Structures of Dvl family members are highly conserved and Dvl genes (Dvl-1, Dvl-2, and Dvl-3) are ubiquitously expressed in fetal and adult tissues, including brain, lung, skeletal muscle, and heart (22, 33, 40). Dvl-1-deficient mice are viable, fertile, and structurally normal but exhibit abnormal sensorimortor gating and reduced social interaction (25). These observations suggest redundancy of function among the Dvl genes in the Wnt signaling pathway and the participation of Wnt signaling components through Dvls in complex behavioral phenomena. Since whether Dvls have similar or distinct roles in the Wnt signaling pathway is not known, it remains to be elucidated whether Dvl-2 and -3 bind to Axin and suppress the GSK-3β-dependent phosphorylation of β-catenin.
We are grateful to B. Dallapiccola, G. Novelli, Y. Takai, K. Tanaka, A. Nagafuchi, S. Tsukita, E. Tahara, Q. Hu, M. Nakata, and Y. Matsuura for donating plasmids, cells, antibodies, and viruses. We thank the Research Center for Molecular Medicine and Research Facilities for Laboratory Animal Sciences, Hiroshima University School of Medicine, for the use of their facilities.

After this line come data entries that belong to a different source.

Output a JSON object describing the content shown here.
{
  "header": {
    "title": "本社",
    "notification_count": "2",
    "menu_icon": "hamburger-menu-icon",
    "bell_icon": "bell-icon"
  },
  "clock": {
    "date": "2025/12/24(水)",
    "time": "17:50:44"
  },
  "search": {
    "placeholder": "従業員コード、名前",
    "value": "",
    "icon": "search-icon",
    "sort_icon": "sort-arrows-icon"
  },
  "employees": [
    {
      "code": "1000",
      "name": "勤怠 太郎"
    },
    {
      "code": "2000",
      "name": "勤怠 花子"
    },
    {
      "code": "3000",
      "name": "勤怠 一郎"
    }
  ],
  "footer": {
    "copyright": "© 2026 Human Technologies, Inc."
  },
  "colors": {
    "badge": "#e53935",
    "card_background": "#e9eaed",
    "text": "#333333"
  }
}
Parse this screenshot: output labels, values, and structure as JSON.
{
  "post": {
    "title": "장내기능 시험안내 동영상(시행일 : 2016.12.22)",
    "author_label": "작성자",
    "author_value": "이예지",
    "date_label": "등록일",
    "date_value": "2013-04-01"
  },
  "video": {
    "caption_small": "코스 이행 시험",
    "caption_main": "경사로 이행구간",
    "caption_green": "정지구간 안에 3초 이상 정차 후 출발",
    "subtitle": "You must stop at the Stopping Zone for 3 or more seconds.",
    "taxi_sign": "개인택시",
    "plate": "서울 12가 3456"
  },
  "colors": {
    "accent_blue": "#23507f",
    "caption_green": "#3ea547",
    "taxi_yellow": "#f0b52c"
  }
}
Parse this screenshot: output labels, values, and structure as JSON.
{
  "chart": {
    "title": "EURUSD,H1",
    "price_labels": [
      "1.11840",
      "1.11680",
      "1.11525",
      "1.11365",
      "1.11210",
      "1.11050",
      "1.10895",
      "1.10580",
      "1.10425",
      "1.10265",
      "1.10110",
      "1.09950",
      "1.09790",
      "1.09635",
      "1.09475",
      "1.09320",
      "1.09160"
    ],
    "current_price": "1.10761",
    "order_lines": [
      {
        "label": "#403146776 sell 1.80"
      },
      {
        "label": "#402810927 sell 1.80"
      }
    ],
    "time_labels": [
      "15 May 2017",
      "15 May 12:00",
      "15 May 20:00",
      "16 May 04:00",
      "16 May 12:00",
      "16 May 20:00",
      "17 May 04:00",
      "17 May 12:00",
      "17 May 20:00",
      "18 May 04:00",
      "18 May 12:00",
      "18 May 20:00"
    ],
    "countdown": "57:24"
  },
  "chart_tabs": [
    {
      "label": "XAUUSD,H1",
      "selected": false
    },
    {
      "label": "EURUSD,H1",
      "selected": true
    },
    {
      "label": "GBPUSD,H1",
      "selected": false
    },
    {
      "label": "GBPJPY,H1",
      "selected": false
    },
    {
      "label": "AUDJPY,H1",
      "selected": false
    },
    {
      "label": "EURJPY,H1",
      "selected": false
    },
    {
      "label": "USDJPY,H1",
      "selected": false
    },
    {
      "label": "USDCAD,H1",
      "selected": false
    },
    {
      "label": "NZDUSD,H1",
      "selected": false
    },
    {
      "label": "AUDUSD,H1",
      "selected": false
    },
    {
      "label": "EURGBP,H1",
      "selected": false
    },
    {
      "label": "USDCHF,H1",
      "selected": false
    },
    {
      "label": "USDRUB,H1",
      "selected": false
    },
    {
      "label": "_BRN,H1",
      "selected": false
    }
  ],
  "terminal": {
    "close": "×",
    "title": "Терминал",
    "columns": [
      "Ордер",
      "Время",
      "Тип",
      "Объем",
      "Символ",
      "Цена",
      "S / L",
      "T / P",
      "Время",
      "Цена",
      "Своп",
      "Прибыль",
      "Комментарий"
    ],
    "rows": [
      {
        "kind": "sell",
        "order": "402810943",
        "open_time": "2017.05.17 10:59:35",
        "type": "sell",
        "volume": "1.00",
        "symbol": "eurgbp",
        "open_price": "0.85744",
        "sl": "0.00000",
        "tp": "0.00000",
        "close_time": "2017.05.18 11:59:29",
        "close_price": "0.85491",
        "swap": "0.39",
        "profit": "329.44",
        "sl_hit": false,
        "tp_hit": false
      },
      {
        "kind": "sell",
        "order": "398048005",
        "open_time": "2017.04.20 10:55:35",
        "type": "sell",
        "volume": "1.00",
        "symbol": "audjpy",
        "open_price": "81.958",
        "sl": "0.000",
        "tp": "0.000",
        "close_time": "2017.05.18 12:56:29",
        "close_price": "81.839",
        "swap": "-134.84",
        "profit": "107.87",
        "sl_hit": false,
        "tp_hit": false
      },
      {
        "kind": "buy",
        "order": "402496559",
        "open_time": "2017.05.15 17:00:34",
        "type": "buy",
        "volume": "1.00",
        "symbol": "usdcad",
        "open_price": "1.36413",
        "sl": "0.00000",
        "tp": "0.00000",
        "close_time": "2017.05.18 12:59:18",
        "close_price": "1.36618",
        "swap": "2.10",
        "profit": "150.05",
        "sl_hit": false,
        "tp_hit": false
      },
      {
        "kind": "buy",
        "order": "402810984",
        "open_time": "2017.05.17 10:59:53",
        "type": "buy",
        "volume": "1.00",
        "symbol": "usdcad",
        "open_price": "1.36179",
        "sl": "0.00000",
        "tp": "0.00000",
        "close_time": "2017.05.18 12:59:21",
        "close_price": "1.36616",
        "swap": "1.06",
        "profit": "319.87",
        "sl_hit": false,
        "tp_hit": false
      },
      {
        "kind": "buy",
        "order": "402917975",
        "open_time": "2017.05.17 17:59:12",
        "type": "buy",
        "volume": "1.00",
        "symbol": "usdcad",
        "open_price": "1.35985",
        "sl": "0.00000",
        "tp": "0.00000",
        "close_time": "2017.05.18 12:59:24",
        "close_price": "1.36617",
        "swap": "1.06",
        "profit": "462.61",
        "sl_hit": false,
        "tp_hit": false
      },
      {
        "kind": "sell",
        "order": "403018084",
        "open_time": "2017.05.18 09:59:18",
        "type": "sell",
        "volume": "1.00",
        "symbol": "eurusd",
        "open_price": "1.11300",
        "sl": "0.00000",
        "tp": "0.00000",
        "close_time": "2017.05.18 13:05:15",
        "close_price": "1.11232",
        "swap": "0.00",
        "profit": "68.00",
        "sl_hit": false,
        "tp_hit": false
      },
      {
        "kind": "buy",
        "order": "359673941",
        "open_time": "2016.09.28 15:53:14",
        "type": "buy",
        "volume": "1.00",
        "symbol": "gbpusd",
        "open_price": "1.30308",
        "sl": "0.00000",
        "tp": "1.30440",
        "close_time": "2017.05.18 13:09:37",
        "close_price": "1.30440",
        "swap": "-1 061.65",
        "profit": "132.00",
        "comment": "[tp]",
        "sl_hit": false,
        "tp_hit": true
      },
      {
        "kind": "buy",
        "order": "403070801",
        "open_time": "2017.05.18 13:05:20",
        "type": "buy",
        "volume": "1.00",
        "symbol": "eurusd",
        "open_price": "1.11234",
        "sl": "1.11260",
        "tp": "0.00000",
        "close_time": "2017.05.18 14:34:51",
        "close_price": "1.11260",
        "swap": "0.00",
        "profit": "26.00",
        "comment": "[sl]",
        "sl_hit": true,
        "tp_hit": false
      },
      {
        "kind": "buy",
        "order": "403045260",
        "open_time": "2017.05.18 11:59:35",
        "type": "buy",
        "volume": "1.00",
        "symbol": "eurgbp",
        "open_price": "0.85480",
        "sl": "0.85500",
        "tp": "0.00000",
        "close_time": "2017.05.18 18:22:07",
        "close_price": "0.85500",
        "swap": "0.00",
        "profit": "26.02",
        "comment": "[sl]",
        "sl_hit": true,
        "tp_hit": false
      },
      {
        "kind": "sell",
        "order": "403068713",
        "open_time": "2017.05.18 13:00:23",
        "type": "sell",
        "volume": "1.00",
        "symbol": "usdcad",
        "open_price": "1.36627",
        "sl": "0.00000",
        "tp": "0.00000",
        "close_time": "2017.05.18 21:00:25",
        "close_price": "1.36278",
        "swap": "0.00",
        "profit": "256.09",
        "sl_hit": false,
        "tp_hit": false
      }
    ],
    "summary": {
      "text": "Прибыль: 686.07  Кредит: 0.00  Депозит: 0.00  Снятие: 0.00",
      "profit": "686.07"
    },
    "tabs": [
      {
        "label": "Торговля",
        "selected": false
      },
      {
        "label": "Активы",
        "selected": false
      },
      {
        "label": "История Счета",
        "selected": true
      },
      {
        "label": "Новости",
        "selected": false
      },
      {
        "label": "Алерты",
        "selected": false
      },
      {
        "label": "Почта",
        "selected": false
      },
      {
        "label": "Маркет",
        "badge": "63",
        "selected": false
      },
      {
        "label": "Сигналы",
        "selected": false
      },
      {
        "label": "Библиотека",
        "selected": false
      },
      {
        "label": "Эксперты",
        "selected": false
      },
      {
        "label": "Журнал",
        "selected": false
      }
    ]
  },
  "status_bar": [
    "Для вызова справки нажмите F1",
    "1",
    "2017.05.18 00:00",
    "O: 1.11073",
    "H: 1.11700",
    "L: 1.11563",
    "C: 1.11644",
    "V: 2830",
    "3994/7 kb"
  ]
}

This work was supported by Grants-in-Aid for Scientific Research and Exploratory Research from the Ministry of Education, Science, and Culture, Japan (1997, 1998), and by grants from the Yamanouchi Foundation for Research on Metabolic Disorders (1997, 1998), the Kato Memorial Bioscience Foundation (1997), and the Naito Foundation (1997).